Similarly important is the role of the Spanish Constitutional Court, which is routinely deployed against the autonomous parliaments. Indeed, since 2006 more than forty laws passed by the Catalan parliament have been blocked by the Constitutional Court. Most of the blocked laws were concerned with securing social rights and protecting people from austerity. Most important was a July 2015 law which banned the eviction of people before they were offered social housing, also including a measure to protect the vulnerable against having their water and electricity cut off. This law had cross-party support in the Catalan Parliament, but the Spanish Constitutional Court overturned it, effectively making thousands homeless in its own crude bid to narrow the Catalans’ freedom of action.
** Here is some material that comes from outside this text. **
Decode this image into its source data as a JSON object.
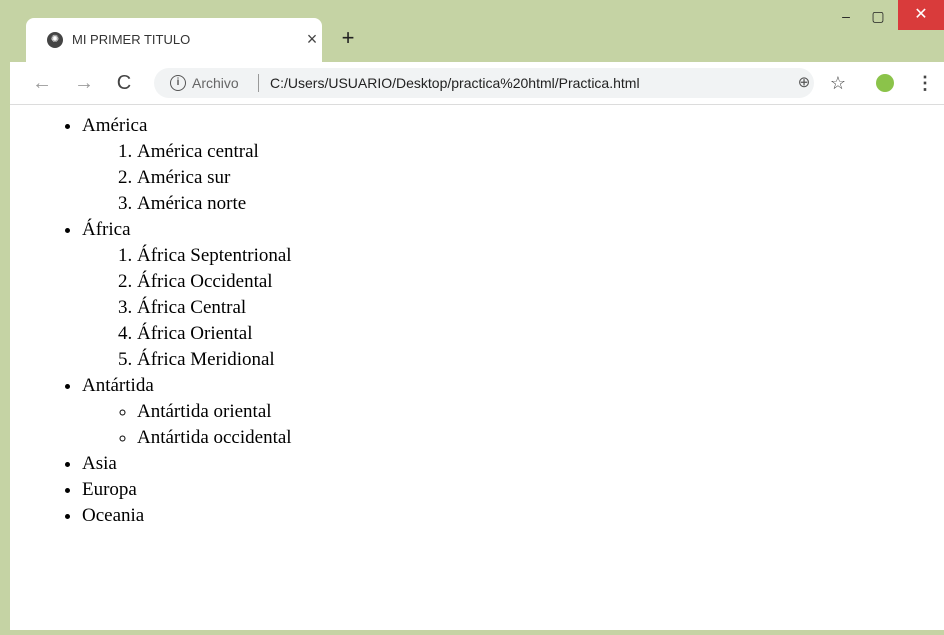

It may be tempting to think that now Mariano Rajoy’s conservative government has been kicked out and PSOE is in power, a resolution to the Catalonian conflict is more likely: that the PP’s Catalanophobia, economic autocracy, and political authoritarianism might be diminished. Yet it is becoming increasingly apparent that a change of government cannot alone change things, when authoritarian hangovers from the Franco regime remain so deeply embedded in the state, and the barriers to self-determination so severe. At best, PSOE prime minister Pedro Sánchez has made some symbolic gestures to de-escalate the conflict. But he is yet to either demand the release of political prisoners or guarantee a peaceful “second” referendum.
For now, the impasse endures. Its wider importance was perhaps best summed-up by one of the prisoners today on trial, Jordi Cuixart. For the defendant, who is also president of the Catalan arts organization Òmnium Cultural, “the cause against Catalonia is today more than ever a cause against democracy.” This is a view shared by millions of his supporters. It seems a referendum, with guarantees that this time there will be no repeat of police violence, would be the quickest and easiest exit strategy for all concerned. Given its historical inheritance and the climate of nationalism, the Spanish state seems unlikely to take this route. Yet unless the crisis meets with a truly democratic resolution, that state will certainly have many more political prisoners on its hands in the future.